## Assignment
Restate the following records word for word without images.

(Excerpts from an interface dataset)

......

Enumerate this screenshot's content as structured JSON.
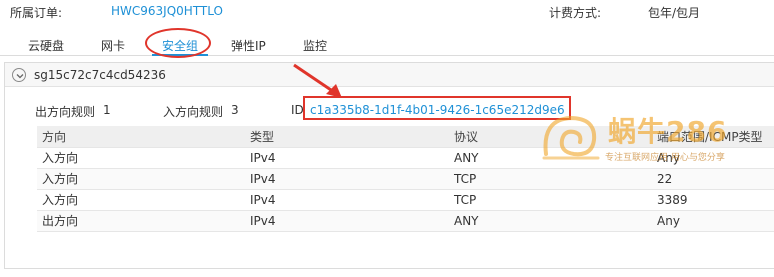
{
  "header": {
    "order_label": "所属订单:",
    "order_value": "HWC963JQ0HTTLO",
    "billing_label": "计费方式:",
    "billing_value": "包年/包月"
  },
  "tabs": [
    {
      "label": "云硬盘",
      "active": false
    },
    {
      "label": "网卡",
      "active": false
    },
    {
      "label": "安全组",
      "active": true
    },
    {
      "label": "弹性IP",
      "active": false
    },
    {
      "label": "监控",
      "active": false
    }
  ],
  "security_group": {
    "name": "sg15c72c7c4cd54236",
    "outbound_label": "出方向规则",
    "outbound_count": "1",
    "inbound_label": "入方向规则",
    "inbound_count": "3",
    "id_label": "ID",
    "id_value": "c1a335b8-1d1f-4b01-9426-1c65e212d9e6"
  },
  "rules_table": {
    "columns": [
      "方向",
      "类型",
      "协议",
      "端口范围/ICMP类型"
    ],
    "rows": [
      [
        "入方向",
        "IPv4",
        "ANY",
        "Any"
      ],
      [
        "入方向",
        "IPv4",
        "TCP",
        "22"
      ],
      [
        "入方向",
        "IPv4",
        "TCP",
        "3389"
      ],
      [
        "出方向",
        "IPv4",
        "ANY",
        "Any"
      ]
    ]
  },
  "watermark": {
    "title": "蜗牛286",
    "subtitle": "专注互联网应用 用心与您分享"
  },
  "colors": {
    "link": "#1e90d6",
    "annotation": "#e0352b",
    "watermark": "#f0a528"
  },
  "icons": [
    "chevron-down-icon",
    "annotation-arrow-icon",
    "snail-logo-icon"
  ]
}
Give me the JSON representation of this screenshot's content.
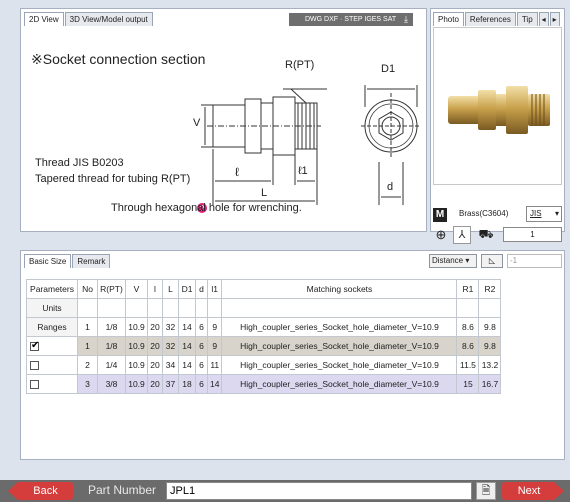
{
  "drawing_tabs": [
    "2D View",
    "3D View/Model output"
  ],
  "download_button": "DWG DXF · STEP IGES SAT",
  "drawing": {
    "heading": "※Socket connection section",
    "rpt_label": "R(PT)",
    "d1_label": "D1",
    "v_label": "V",
    "l_small": "ℓ",
    "l1_label": "ℓ1",
    "L_label": "L",
    "d_label": "d",
    "thread_line1": "Thread JIS B0203",
    "thread_line2": "Tapered thread for tubing R(PT)",
    "note": "Through hexagonal hole for wrenching."
  },
  "photo_tabs": [
    "Photo",
    "References",
    "Tip"
  ],
  "material": {
    "m_badge": "M",
    "name": "Brass(C3604)",
    "standard": "JIS",
    "quantity": "1"
  },
  "table_tabs": [
    "Basic Size",
    "Remark"
  ],
  "distance": {
    "label": "Distance",
    "value": "-1"
  },
  "table": {
    "headers": [
      "Parameters",
      "No",
      "R(PT)",
      "V",
      "l",
      "L",
      "D1",
      "d",
      "l1",
      "Matching sockets",
      "R1",
      "R2"
    ],
    "units_label": "Units",
    "ranges_label": "Ranges",
    "ranges": [
      "1",
      "1/8",
      "10.9",
      "20",
      "32",
      "14",
      "6",
      "9",
      "High_coupler_series_Socket_hole_diameter_V=10.9",
      "8.6",
      "9.8"
    ],
    "rows": [
      {
        "checked": true,
        "cells": [
          "1",
          "1/8",
          "10.9",
          "20",
          "32",
          "14",
          "6",
          "9",
          "High_coupler_series_Socket_hole_diameter_V=10.9",
          "8.6",
          "9.8"
        ]
      },
      {
        "checked": false,
        "cells": [
          "2",
          "1/4",
          "10.9",
          "20",
          "34",
          "14",
          "6",
          "11",
          "High_coupler_series_Socket_hole_diameter_V=10.9",
          "11.5",
          "13.2"
        ]
      },
      {
        "checked": false,
        "cells": [
          "3",
          "3/8",
          "10.9",
          "20",
          "37",
          "18",
          "6",
          "14",
          "High_coupler_series_Socket_hole_diameter_V=10.9",
          "15",
          "16.7"
        ]
      }
    ]
  },
  "bottom": {
    "back": "Back",
    "part_number_label": "Part Number",
    "part_number": "JPL1",
    "next": "Next"
  },
  "colors": {
    "nav_red": "#d53c3c",
    "selected_row": "#d8d4cc",
    "highlight_row": "#dcd8f0",
    "note_icon": "#e0207a"
  }
}
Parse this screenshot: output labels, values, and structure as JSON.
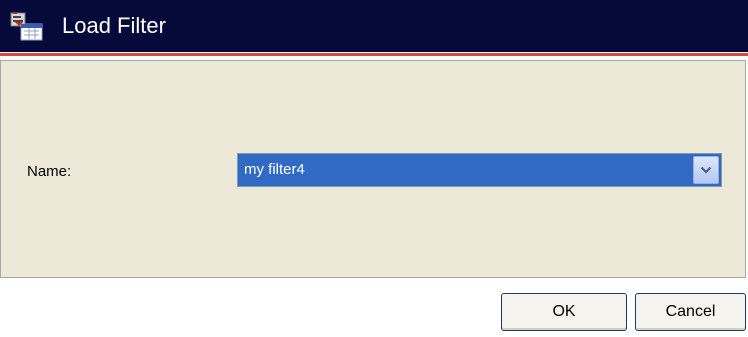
{
  "window": {
    "title": "Load Filter",
    "title_icon": "load-filter-icon"
  },
  "form": {
    "name_label": "Name:",
    "name_selected": "my filter4",
    "dropdown_icon": "chevron-down-icon"
  },
  "buttons": {
    "ok_label": "OK",
    "cancel_label": "Cancel"
  },
  "colors": {
    "titlebar": "#050a3a",
    "accent": "#d84b3a",
    "content_bg": "#ece9d8",
    "selection": "#316ac5"
  }
}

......

## Your response
Enumerate this screenshot's content as structured JSON.
{
  "header": {
    "order_label": "所属订单:",
    "order_value": "HWC963JQ0HTTLO",
    "billing_label": "计费方式:",
    "billing_value": "包年/包月"
  },
  "tabs": [
    {
      "label": "云硬盘",
      "active": false
    },
    {
      "label": "网卡",
      "active": false
    },
    {
      "label": "安全组",
      "active": true
    },
    {
      "label": "弹性IP",
      "active": false
    },
    {
      "label": "监控",
      "active": false
    }
  ],
  "security_group": {
    "name": "sg15c72c7c4cd54236",
    "outbound_label": "出方向规则",
    "outbound_count": "1",
    "inbound_label": "入方向规则",
    "inbound_count": "3",
    "id_label": "ID",
    "id_value": "c1a335b8-1d1f-4b01-9426-1c65e212d9e6"
  },
  "rules_table": {
    "columns": [
      "方向",
      "类型",
      "协议",
      "端口范围/ICMP类型"
    ],
    "rows": [
      [
        "入方向",
        "IPv4",
        "ANY",
        "Any"
      ],
      [
        "入方向",
        "IPv4",
        "TCP",
        "22"
      ],
      [
        "入方向",
        "IPv4",
        "TCP",
        "3389"
      ],
      [
        "出方向",
        "IPv4",
        "ANY",
        "Any"
      ]
    ]
  },
  "watermark": {
    "title": "蜗牛286",
    "subtitle": "专注互联网应用 用心与您分享"
  },
  "colors": {
    "link": "#1e90d6",
    "annotation": "#e0352b",
    "watermark": "#f0a528"
  },
  "icons": [
    "chevron-down-icon",
    "annotation-arrow-icon",
    "snail-logo-icon"
  ]
}
Give me the JSON representation of this screenshot's content.
{
  "drawing_tabs": [
    "2D View",
    "3D View/Model output"
  ],
  "download_button": "DWG DXF · STEP IGES SAT",
  "drawing": {
    "heading": "※Socket connection section",
    "rpt_label": "R(PT)",
    "d1_label": "D1",
    "v_label": "V",
    "l_small": "ℓ",
    "l1_label": "ℓ1",
    "L_label": "L",
    "d_label": "d",
    "thread_line1": "Thread JIS B0203",
    "thread_line2": "Tapered thread for tubing R(PT)",
    "note": "Through hexagonal hole for wrenching."
  },
  "photo_tabs": [
    "Photo",
    "References",
    "Tip"
  ],
  "material": {
    "m_badge": "M",
    "name": "Brass(C3604)",
    "standard": "JIS",
    "quantity": "1"
  },
  "table_tabs": [
    "Basic Size",
    "Remark"
  ],
  "distance": {
    "label": "Distance",
    "value": "-1"
  },
  "table": {
    "headers": [
      "Parameters",
      "No",
      "R(PT)",
      "V",
      "l",
      "L",
      "D1",
      "d",
      "l1",
      "Matching sockets",
      "R1",
      "R2"
    ],
    "units_label": "Units",
    "ranges_label": "Ranges",
    "ranges": [
      "1",
      "1/8",
      "10.9",
      "20",
      "32",
      "14",
      "6",
      "9",
      "High_coupler_series_Socket_hole_diameter_V=10.9",
      "8.6",
      "9.8"
    ],
    "rows": [
      {
        "checked": true,
        "cells": [
          "1",
          "1/8",
          "10.9",
          "20",
          "32",
          "14",
          "6",
          "9",
          "High_coupler_series_Socket_hole_diameter_V=10.9",
          "8.6",
          "9.8"
        ]
      },
      {
        "checked": false,
        "cells": [
          "2",
          "1/4",
          "10.9",
          "20",
          "34",
          "14",
          "6",
          "11",
          "High_coupler_series_Socket_hole_diameter_V=10.9",
          "11.5",
          "13.2"
        ]
      },
      {
        "checked": false,
        "cells": [
          "3",
          "3/8",
          "10.9",
          "20",
          "37",
          "18",
          "6",
          "14",
          "High_coupler_series_Socket_hole_diameter_V=10.9",
          "15",
          "16.7"
        ]
      }
    ]
  },
  "bottom": {
    "back": "Back",
    "part_number_label": "Part Number",
    "part_number": "JPL1",
    "next": "Next"
  },
  "colors": {
    "nav_red": "#d53c3c",
    "selected_row": "#d8d4cc",
    "highlight_row": "#dcd8f0",
    "note_icon": "#e0207a"
  }
}
Parse this screenshot: output labels, values, and structure as JSON.
{
  "window": {
    "title": "Load Filter",
    "title_icon": "load-filter-icon"
  },
  "form": {
    "name_label": "Name:",
    "name_selected": "my filter4",
    "dropdown_icon": "chevron-down-icon"
  },
  "buttons": {
    "ok_label": "OK",
    "cancel_label": "Cancel"
  },
  "colors": {
    "titlebar": "#050a3a",
    "accent": "#d84b3a",
    "content_bg": "#ece9d8",
    "selection": "#316ac5"
  }
}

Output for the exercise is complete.